The Spillover Effects of a Nationwide Medicare Bundled Payment Reform
Changes in how one health insurer pays health care providers may not only directly affect the insurer’s patients, but may also affect patients covered by other insurers. In a randomized evaluation carried out by the Center for Medicare & Medicaid Services, independent researchers studied the spillover effects of a nationwide Medicare bundled payment reform on privately insured Medicare Advantage (MA) patients who were not targeted by the reform. Researchers found that the bundled payment reform’s spillover effect on non-targeted MA patients was similar to the bundled payment reform’s direct effect on targeted Traditional Medicare patients.
Context of the evaluation

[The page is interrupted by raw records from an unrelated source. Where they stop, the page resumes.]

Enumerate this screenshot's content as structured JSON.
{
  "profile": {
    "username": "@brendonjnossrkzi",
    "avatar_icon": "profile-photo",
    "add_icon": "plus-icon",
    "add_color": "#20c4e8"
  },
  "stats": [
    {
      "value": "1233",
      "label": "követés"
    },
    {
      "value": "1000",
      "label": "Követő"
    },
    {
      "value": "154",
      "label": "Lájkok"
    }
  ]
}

In 2018, about two-thirds of the 60 million Medicare enrollees were covered by the Traditional Medicare (TM) program that provides a publicly administered health insurance plan. The remaining one third of Medicare enrollees opted for the Medicare Advantage (MA) program under which they are covered by private insurance plans. In 2016, the Centers for Medicare and Medicaid Services (CMS) launched a randomized controlled trial of the mandatory Comprehensive Care for Joint Replacement (CJR) bundled payment program that covers hip and knee replacement procedures (also known was lower extremity joint replacement, or LEJR) for TM patients. The LEJR category, with 530,000 procedures and $7.1 billion in Medicare inpatient spending in 2016 alone, represents about 5 percent of TM hospital admissions and 5 percent of inpatient spending. While there are multiple health insurers in the US healthcare system—including public options like TM and Medicaid, and a large number of private insurers—TM is large enough that changes in its payment system may affect the care received by non-TM patients. In 2016, TM accounted for 40 percent of LEJR admissions. Importantly, the reform only affected how Medicare pays providers for patients in the TM program and did not change how Medicare pays providers for patients in the Medicare Advantage program.
Details of the intervention
In this CMS-designed randomized controlled trial, bundled payment reform was randomized across different geographic areas. The bundled payment reform applied only to TM patients. Independent researchers evaluated spillover on the health care received by MA patients during the first two years of the five-year randomized evaluation (2016-2017).
The study included 171 Metropolitan Statistical Areas (MSAs), which are geographic areas with large populations that are socially and economically tied, that consisted of 400,000 patients and 1,500 hospitals. CMS divided the 171 MSAs into different subgroups based on MSA population and historical LEJR spending; within these subgroups, CMS randomly assigned 67 MSAs to the treatment group and 104 to the control group:
Control: Hospitals in these MSAs continue to pay for hip and knee replacements for TM patients within the current FFS model. This represents the status quo.
Treatment: Hospitals in these MSAs were required to participate in the CJR bundled payment model for TM patients during the two years of the spillover study. Under this bundled payment system, hospitals receive a single payment and are responsible for the medical spending over the entire LEJR episode for TM patients. Measures were put in place to limit risk for the hospitals and to ensure minimum quality standards are met.
Results and policy lessons
Researchers found that the bundled payment reform’s spillover effect on non-targeted MA patients was similar to the bundled payment reform’s direct effect on targeted TM patients, both in terms of sign and magnitude. Consistent with previous studies measuring the direct effect of changes in payment policies, the researchers found that bundled payment reform reduced the share of targeted TM patients discharged to institutional post-acute care by 3.4 percentage points, a 10 percent decrease relative to the control group average. For non-targeted MA patients, researchers found that the bundled payment reform also reduced the share of MA patients discharged to institutional post-acute care by 3.3 percentage points, nearly a 12 percent decrease relative to the control group average.
The researchers present suggestive evidence that the fixed cost of changing health care provision (e.g., undertaking efforts to overhaul discharge practices at the hospital) is likely an important driver of the spillover effects on non-targeted patients. In particular, they find that hospitals that experience larger direct effects for TM patients also experience larger spillover effects for MA patients, and that hospitals with a higher volume of targeted TM patients experience larger spillover effects.
The study results support the idea that health insurance payment practices for one group of patients may affect the care received by other patients. Given that the US health care system has multiple insurers, this study suggests that in analyses of health care policies for one type of insurer, accounting for spillover effects on non-targeted patients who may be indirectly affected may provide a more accurate estimate of the overall impact of the policy. As seen in this randomized evaluation, policies that are narrowly focused on one set of patients, in this case those covered by TM, may impact the way providers treat non-TM patients.